I’ve been away for a while, working on lots of stuff for my real-life job and a few things for myself. One of those things in the second category is a digital portfolio. It was super challenging, because technology is both a friend and an enemy. On the site, I have an awkward bio, some of the print and digital work I’ve done for National Geographic, and a link back to this blog. I’ve also integrated it into this site, so you can click on the link if you’re interested in seeing some of what I do when I’m not sitting on my couch or exploring the world.
In the process of creating my portfolio, I spoke to a lot of WordPress associates. I talked to eight of them and spent approximately 3,784 hours chatting about how to make this site work for me. Seven of those people were really nice. One of them was very rude and made me feel I was an idiot. For a few seconds, I started to feel bad. Then I remembered that I’m a valuable human being and I don’t need to let a stranger make me feel terrible. I quickly but politely ended that interaction. Luckily, the next person I spoke to was great, which is a lesson for life. Just keep moving until you find the great one.

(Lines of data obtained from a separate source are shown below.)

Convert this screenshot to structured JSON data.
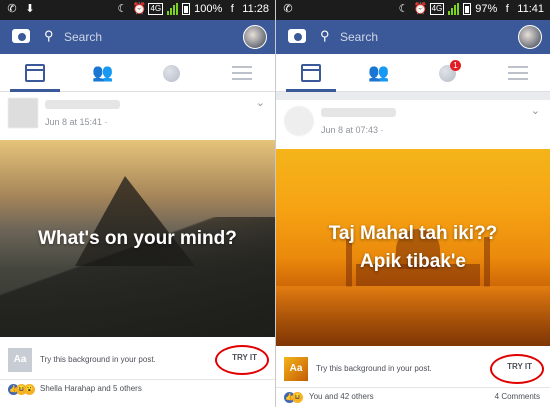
{
  "left": {
    "status": {
      "net_badge": "4G",
      "battery": "100%",
      "time": "11:28"
    },
    "search": {
      "placeholder": "Search"
    },
    "post": {
      "time": "Jun 8 at 15:41 · ",
      "caption": "What's on your mind?"
    },
    "try": {
      "thumb": "Aa",
      "text": "Try this background in your post.",
      "button": "TRY IT"
    },
    "reactions": {
      "text": "Shella Harahap and 5 others"
    }
  },
  "right": {
    "status": {
      "net_badge": "4G",
      "battery": "97%",
      "time": "11:41"
    },
    "search": {
      "placeholder": "Search"
    },
    "notifications": {
      "count": "1"
    },
    "post": {
      "time": "Jun 8 at 07:43 · ",
      "caption_line1": "Taj Mahal tah iki??",
      "caption_line2": "Apik tibak'e"
    },
    "try": {
      "thumb": "Aa",
      "text": "Try this background in your post.",
      "button": "TRY IT"
    },
    "reactions": {
      "text": "You and 42 others",
      "comments": "4 Comments"
    }
  },
  "colors": {
    "brand": "#3b5998",
    "highlight_ring": "#e00000"
  },
  "icons": [
    "camera-icon",
    "search-icon",
    "news-feed-icon",
    "friends-icon",
    "globe-icon",
    "menu-icon",
    "chevron-down-icon",
    "like-reaction-icon",
    "haha-reaction-icon"
  ]
}
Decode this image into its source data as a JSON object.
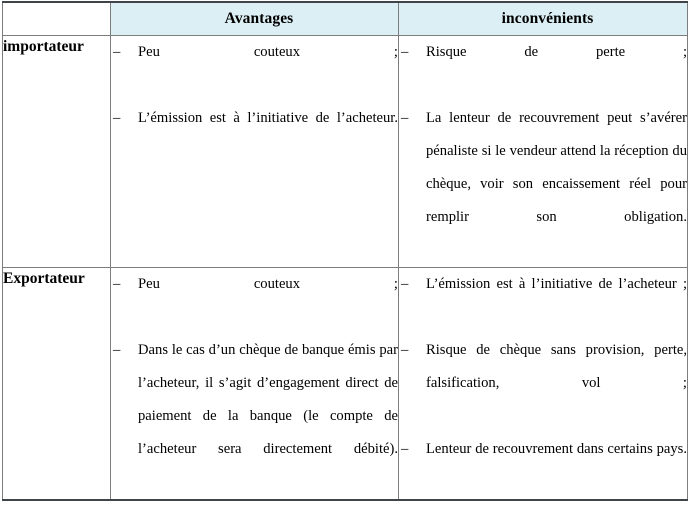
{
  "table": {
    "columns": [
      {
        "key": "party",
        "header": ""
      },
      {
        "key": "advantages",
        "header": "Avantages"
      },
      {
        "key": "drawbacks",
        "header": "inconvénients"
      }
    ],
    "header_background": "#dceff4",
    "border_color": "#7d7d7d",
    "outer_border_color": "#3f4448",
    "rows": [
      {
        "label": "importateur",
        "advantages": [
          "Peu couteux ;",
          "L’émission est à l’initiative de l’acheteur."
        ],
        "drawbacks": [
          "Risque de perte ;",
          "La lenteur de recouvrement peut s’avérer pénaliste si le vendeur attend la réception du chèque, voir son encaissement réel pour remplir son obligation."
        ]
      },
      {
        "label": "Exportateur",
        "advantages": [
          "Peu couteux ;",
          "Dans le cas d’un chèque de banque émis par l’acheteur, il s’agit d’engagement direct de paiement de la banque (le compte de l’acheteur sera directement débité)."
        ],
        "drawbacks": [
          "L’émission est à l’initiative de l’acheteur ;",
          "Risque de chèque sans provision, perte, falsification, vol ;",
          "Lenteur de recouvrement dans certains pays."
        ]
      }
    ],
    "bullet_marker": "–"
  }
}
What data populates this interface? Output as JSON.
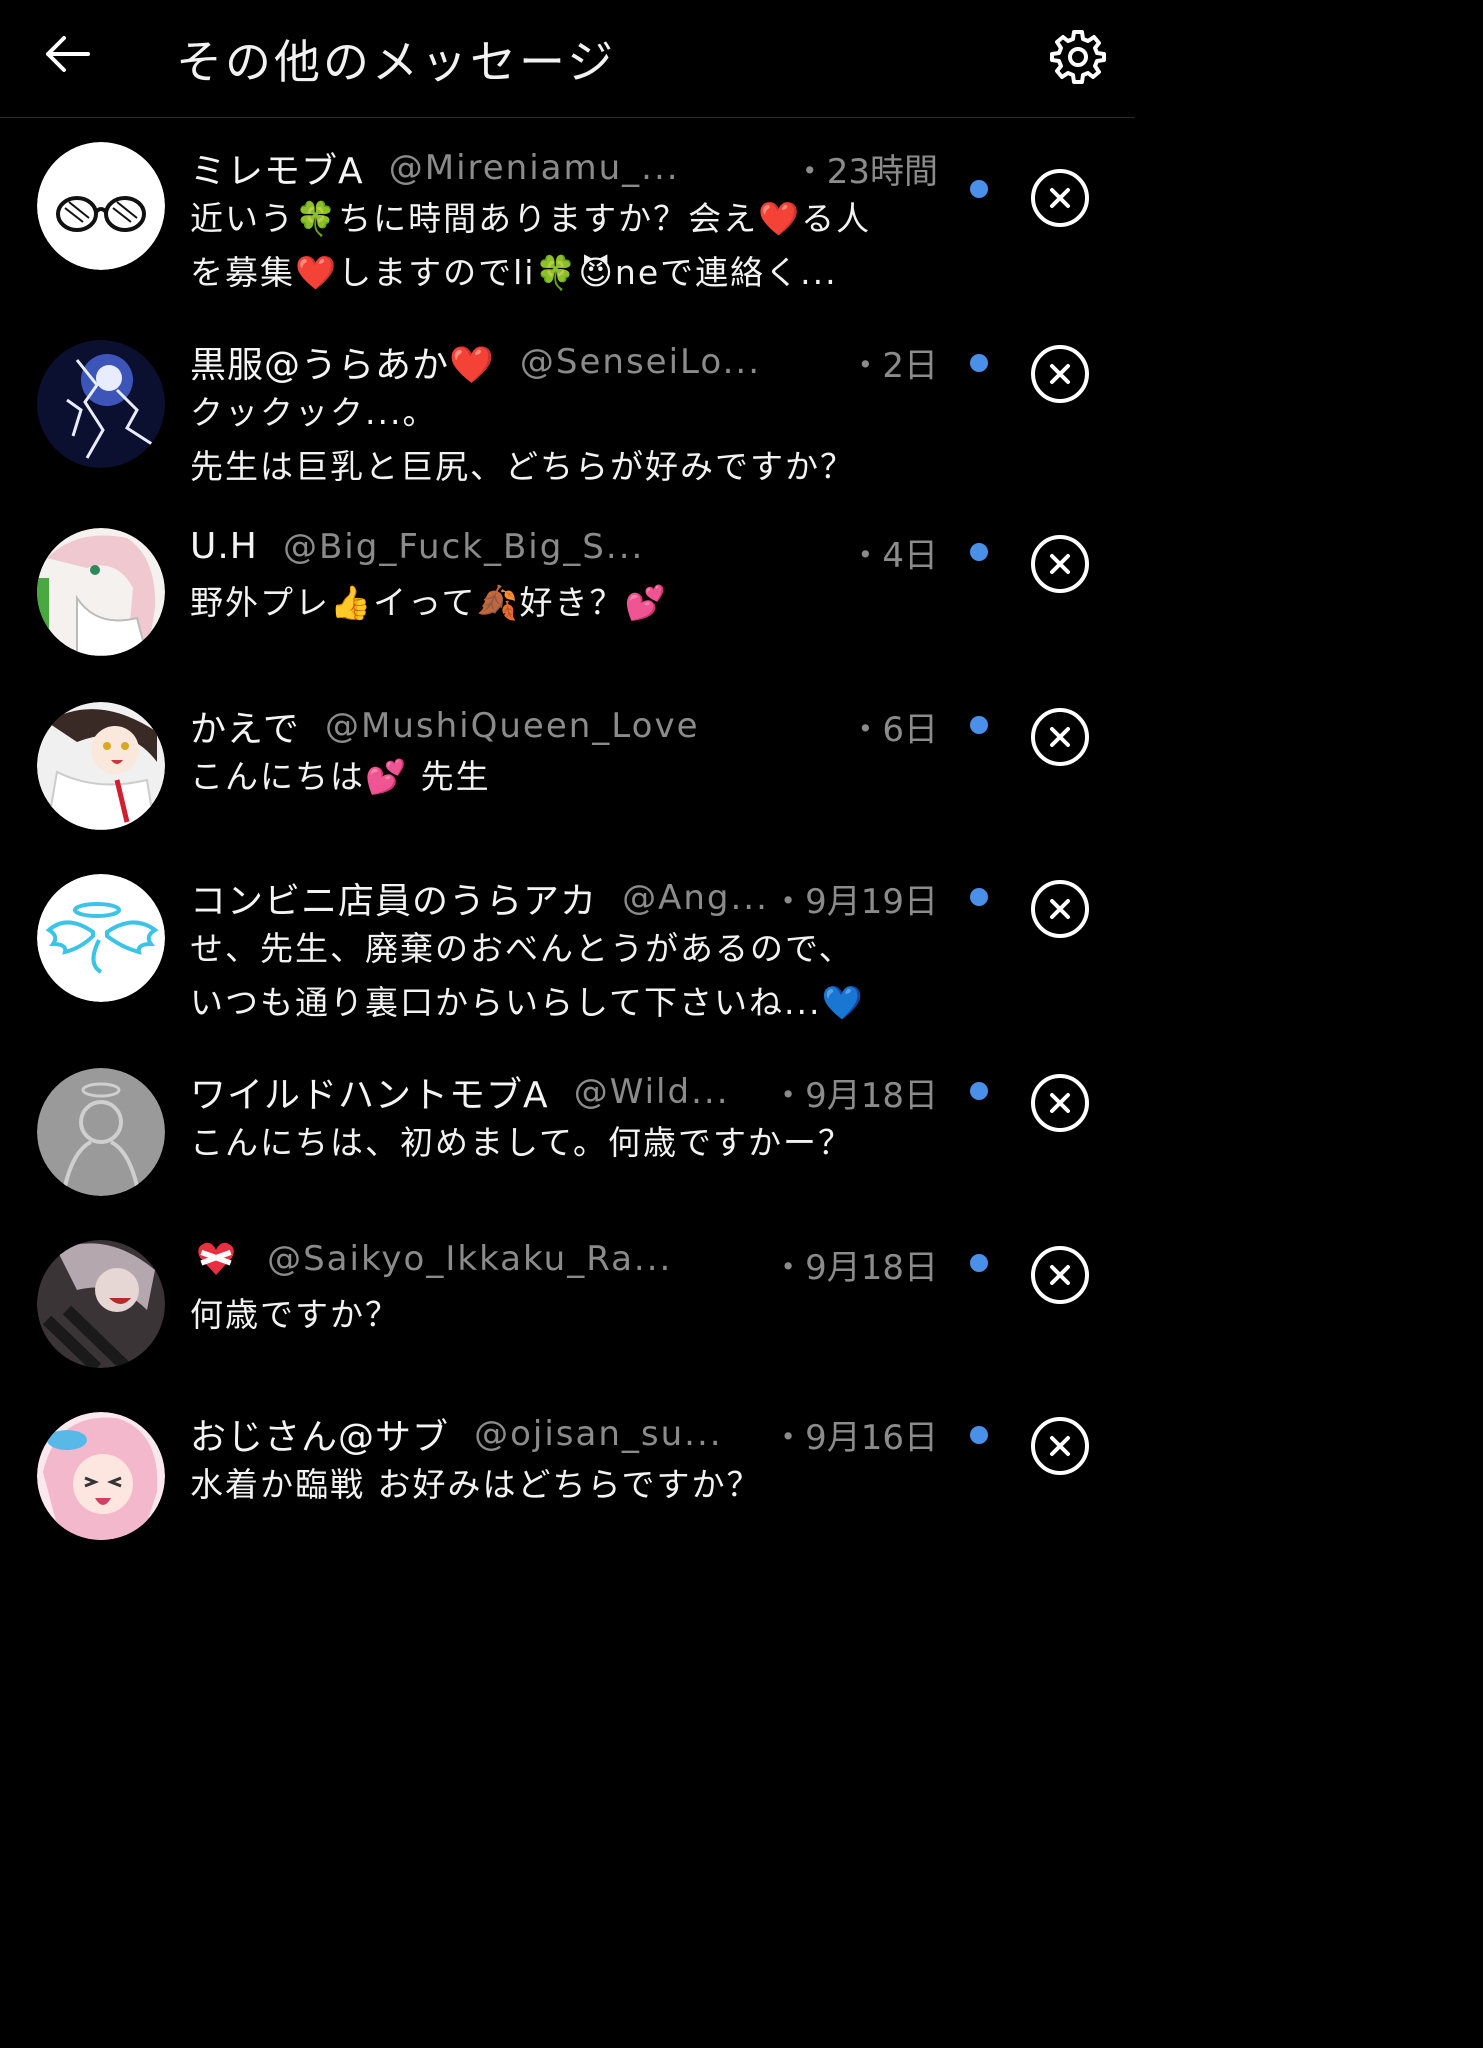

The biggest problem of the entire process, besides my almost-total lack of comprehension, was Dave’s feelings of neglect. Apparently they’re lasting, because I just mentioned something about building a website and he said, “Psh, you’ll just chat with the WordPress people for seven hours and then say, ‘Oh, Dave, I picked a theme.'” I told him that maybe if he knew more about technology I’d talk to him. Then I threw chocolate chips at his face because that’s how we solve problems in this house.